Data records below:

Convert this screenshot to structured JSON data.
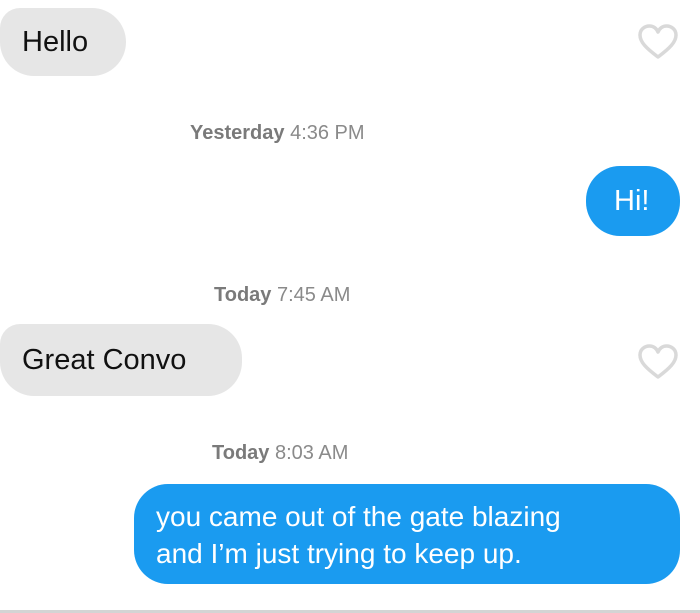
{
  "messages": [
    {
      "kind": "incoming",
      "text": "Hello"
    },
    {
      "kind": "timestamp",
      "day": "Yesterday",
      "time": "4:36 PM"
    },
    {
      "kind": "outgoing",
      "text": "Hi!"
    },
    {
      "kind": "timestamp",
      "day": "Today",
      "time": "7:45 AM"
    },
    {
      "kind": "incoming",
      "text": "Great Convo"
    },
    {
      "kind": "timestamp",
      "day": "Today",
      "time": "8:03 AM"
    },
    {
      "kind": "outgoing",
      "line1": "you came out of the gate blazing",
      "line2": "and I’m just trying to keep up."
    }
  ],
  "icons": {
    "like": "heart-outline-icon"
  },
  "colors": {
    "outgoing_bubble": "#1a9bf0",
    "incoming_bubble": "#e6e6e6",
    "timestamp": "#8a8a8a",
    "heart": "#d9d9d9"
  }
}
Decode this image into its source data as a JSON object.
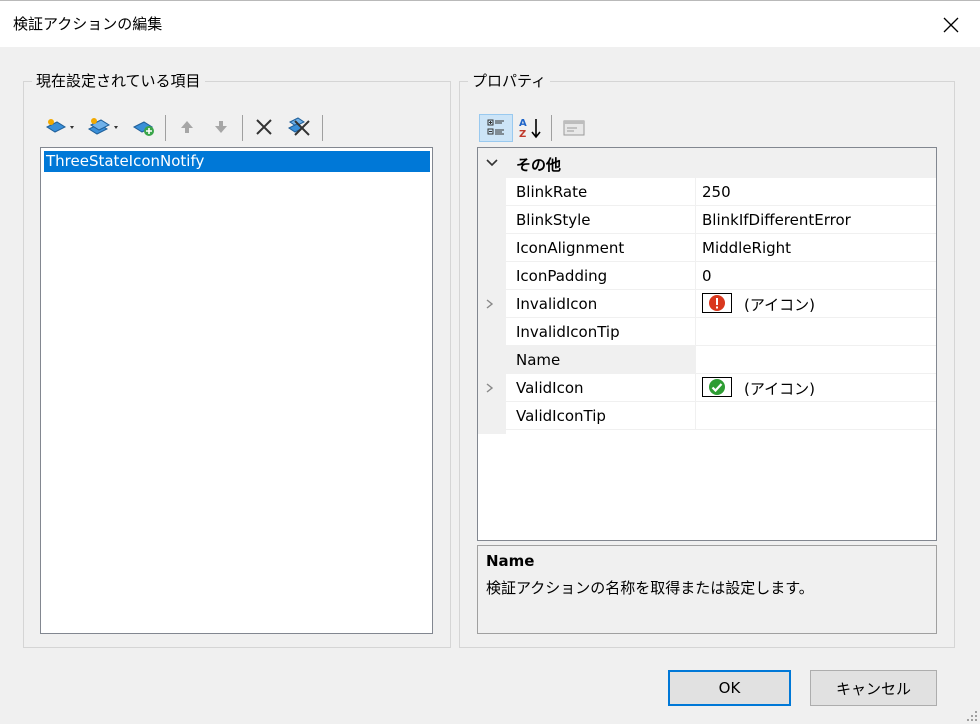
{
  "window": {
    "title": "検証アクションの編集",
    "close_icon": "close-icon"
  },
  "left_panel": {
    "label": "現在設定されている項目",
    "toolbar": [
      "add-dropdown-icon",
      "add-multi-dropdown-icon",
      "add-child-icon",
      "move-up-icon",
      "move-down-icon",
      "delete-icon",
      "delete-all-icon"
    ],
    "items": [
      "ThreeStateIconNotify"
    ],
    "selected_index": 0
  },
  "right_panel": {
    "label": "プロパティ",
    "toolbar": [
      "categorized-icon",
      "alphabetical-icon",
      "property-pages-icon"
    ],
    "category": "その他",
    "properties": [
      {
        "name": "BlinkRate",
        "value": "250"
      },
      {
        "name": "BlinkStyle",
        "value": "BlinkIfDifferentError"
      },
      {
        "name": "IconAlignment",
        "value": "MiddleRight"
      },
      {
        "name": "IconPadding",
        "value": "0"
      },
      {
        "name": "InvalidIcon",
        "value": "(アイコン)",
        "expandable": true,
        "icon": "error-icon"
      },
      {
        "name": "InvalidIconTip",
        "value": ""
      },
      {
        "name": "Name",
        "value": "",
        "selected": true
      },
      {
        "name": "ValidIcon",
        "value": "(アイコン)",
        "expandable": true,
        "icon": "check-icon"
      },
      {
        "name": "ValidIconTip",
        "value": ""
      }
    ],
    "description": {
      "title": "Name",
      "text": "検証アクションの名称を取得または設定します。"
    }
  },
  "buttons": {
    "ok": "OK",
    "cancel": "キャンセル"
  },
  "colors": {
    "selection": "#0078d7",
    "error_icon": "#d9381e",
    "check_icon": "#2e9d33"
  }
}
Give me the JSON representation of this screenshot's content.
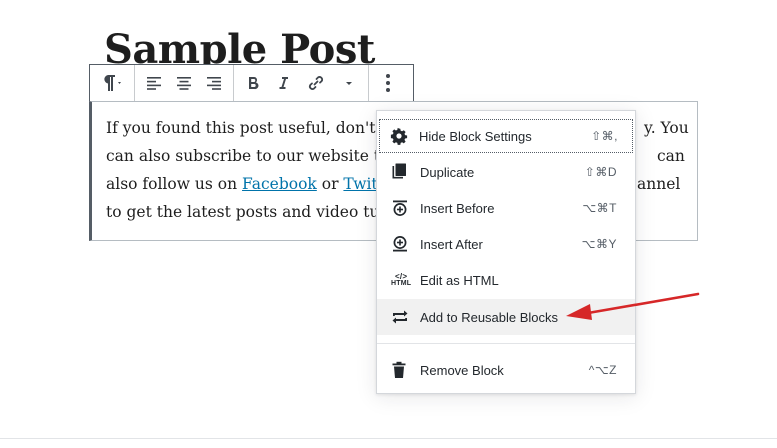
{
  "post": {
    "title": "Sample Post"
  },
  "paragraph": {
    "line1": "If you found this post useful, don't f",
    "line1_end": "y. You",
    "line2": "can also subscribe to our website to",
    "line2_end": "can",
    "line3_pre": "also follow us on ",
    "link_facebook": "Facebook",
    "line3_mid": " or ",
    "link_twitter": "Twitt",
    "line3_end": "annel",
    "line4": "to get the latest posts and video tuto"
  },
  "toolbar": {
    "paragraph_icon": "pilcrow-icon",
    "align_left_icon": "align-left-icon",
    "align_center_icon": "align-center-icon",
    "align_right_icon": "align-right-icon",
    "bold_icon": "bold-icon",
    "italic_icon": "italic-icon",
    "link_icon": "link-icon",
    "more_icon": "more-vertical-icon"
  },
  "menu": {
    "items": [
      {
        "label": "Hide Block Settings",
        "shortcut": "⇧⌘,",
        "icon": "gear-icon"
      },
      {
        "label": "Duplicate",
        "shortcut": "⇧⌘D",
        "icon": "duplicate-icon"
      },
      {
        "label": "Insert Before",
        "shortcut": "⌥⌘T",
        "icon": "insert-before-icon"
      },
      {
        "label": "Insert After",
        "shortcut": "⌥⌘Y",
        "icon": "insert-after-icon"
      },
      {
        "label": "Edit as HTML",
        "shortcut": "",
        "icon": "html-icon"
      },
      {
        "label": "Add to Reusable Blocks",
        "shortcut": "",
        "icon": "reusable-icon"
      },
      {
        "label": "Remove Block",
        "shortcut": "^⌥Z",
        "icon": "trash-icon"
      }
    ],
    "html_icon_text_top": "</>",
    "html_icon_text_bottom": "HTML"
  },
  "colors": {
    "link": "#0073aa",
    "annotation": "#d62728",
    "hover_bg": "#f1f1f1"
  }
}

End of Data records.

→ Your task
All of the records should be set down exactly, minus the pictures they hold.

→ Exercise response
Convert this screenshot to structured JSON data.
{
  "messages": [
    {
      "kind": "incoming",
      "text": "Hello"
    },
    {
      "kind": "timestamp",
      "day": "Yesterday",
      "time": "4:36 PM"
    },
    {
      "kind": "outgoing",
      "text": "Hi!"
    },
    {
      "kind": "timestamp",
      "day": "Today",
      "time": "7:45 AM"
    },
    {
      "kind": "incoming",
      "text": "Great Convo"
    },
    {
      "kind": "timestamp",
      "day": "Today",
      "time": "8:03 AM"
    },
    {
      "kind": "outgoing",
      "line1": "you came out of the gate blazing",
      "line2": "and I’m just trying to keep up."
    }
  ],
  "icons": {
    "like": "heart-outline-icon"
  },
  "colors": {
    "outgoing_bubble": "#1a9bf0",
    "incoming_bubble": "#e6e6e6",
    "timestamp": "#8a8a8a",
    "heart": "#d9d9d9"
  }
}
Decode this image into its source data as a JSON object.
{
  "window": {
    "title": "検証アクションの編集",
    "close_icon": "close-icon"
  },
  "left_panel": {
    "label": "現在設定されている項目",
    "toolbar": [
      "add-dropdown-icon",
      "add-multi-dropdown-icon",
      "add-child-icon",
      "move-up-icon",
      "move-down-icon",
      "delete-icon",
      "delete-all-icon"
    ],
    "items": [
      "ThreeStateIconNotify"
    ],
    "selected_index": 0
  },
  "right_panel": {
    "label": "プロパティ",
    "toolbar": [
      "categorized-icon",
      "alphabetical-icon",
      "property-pages-icon"
    ],
    "category": "その他",
    "properties": [
      {
        "name": "BlinkRate",
        "value": "250"
      },
      {
        "name": "BlinkStyle",
        "value": "BlinkIfDifferentError"
      },
      {
        "name": "IconAlignment",
        "value": "MiddleRight"
      },
      {
        "name": "IconPadding",
        "value": "0"
      },
      {
        "name": "InvalidIcon",
        "value": "(アイコン)",
        "expandable": true,
        "icon": "error-icon"
      },
      {
        "name": "InvalidIconTip",
        "value": ""
      },
      {
        "name": "Name",
        "value": "",
        "selected": true
      },
      {
        "name": "ValidIcon",
        "value": "(アイコン)",
        "expandable": true,
        "icon": "check-icon"
      },
      {
        "name": "ValidIconTip",
        "value": ""
      }
    ],
    "description": {
      "title": "Name",
      "text": "検証アクションの名称を取得または設定します。"
    }
  },
  "buttons": {
    "ok": "OK",
    "cancel": "キャンセル"
  },
  "colors": {
    "selection": "#0078d7",
    "error_icon": "#d9381e",
    "check_icon": "#2e9d33"
  }
}
Give me the JSON representation of this screenshot's content.
{
  "post": {
    "title": "Sample Post"
  },
  "paragraph": {
    "line1": "If you found this post useful, don't f",
    "line1_end": "y. You",
    "line2": "can also subscribe to our website to",
    "line2_end": "can",
    "line3_pre": "also follow us on ",
    "link_facebook": "Facebook",
    "line3_mid": " or ",
    "link_twitter": "Twitt",
    "line3_end": "annel",
    "line4": "to get the latest posts and video tuto"
  },
  "toolbar": {
    "paragraph_icon": "pilcrow-icon",
    "align_left_icon": "align-left-icon",
    "align_center_icon": "align-center-icon",
    "align_right_icon": "align-right-icon",
    "bold_icon": "bold-icon",
    "italic_icon": "italic-icon",
    "link_icon": "link-icon",
    "more_icon": "more-vertical-icon"
  },
  "menu": {
    "items": [
      {
        "label": "Hide Block Settings",
        "shortcut": "⇧⌘,",
        "icon": "gear-icon"
      },
      {
        "label": "Duplicate",
        "shortcut": "⇧⌘D",
        "icon": "duplicate-icon"
      },
      {
        "label": "Insert Before",
        "shortcut": "⌥⌘T",
        "icon": "insert-before-icon"
      },
      {
        "label": "Insert After",
        "shortcut": "⌥⌘Y",
        "icon": "insert-after-icon"
      },
      {
        "label": "Edit as HTML",
        "shortcut": "",
        "icon": "html-icon"
      },
      {
        "label": "Add to Reusable Blocks",
        "shortcut": "",
        "icon": "reusable-icon"
      },
      {
        "label": "Remove Block",
        "shortcut": "^⌥Z",
        "icon": "trash-icon"
      }
    ],
    "html_icon_text_top": "</>",
    "html_icon_text_bottom": "HTML"
  },
  "colors": {
    "link": "#0073aa",
    "annotation": "#d62728",
    "hover_bg": "#f1f1f1"
  }
}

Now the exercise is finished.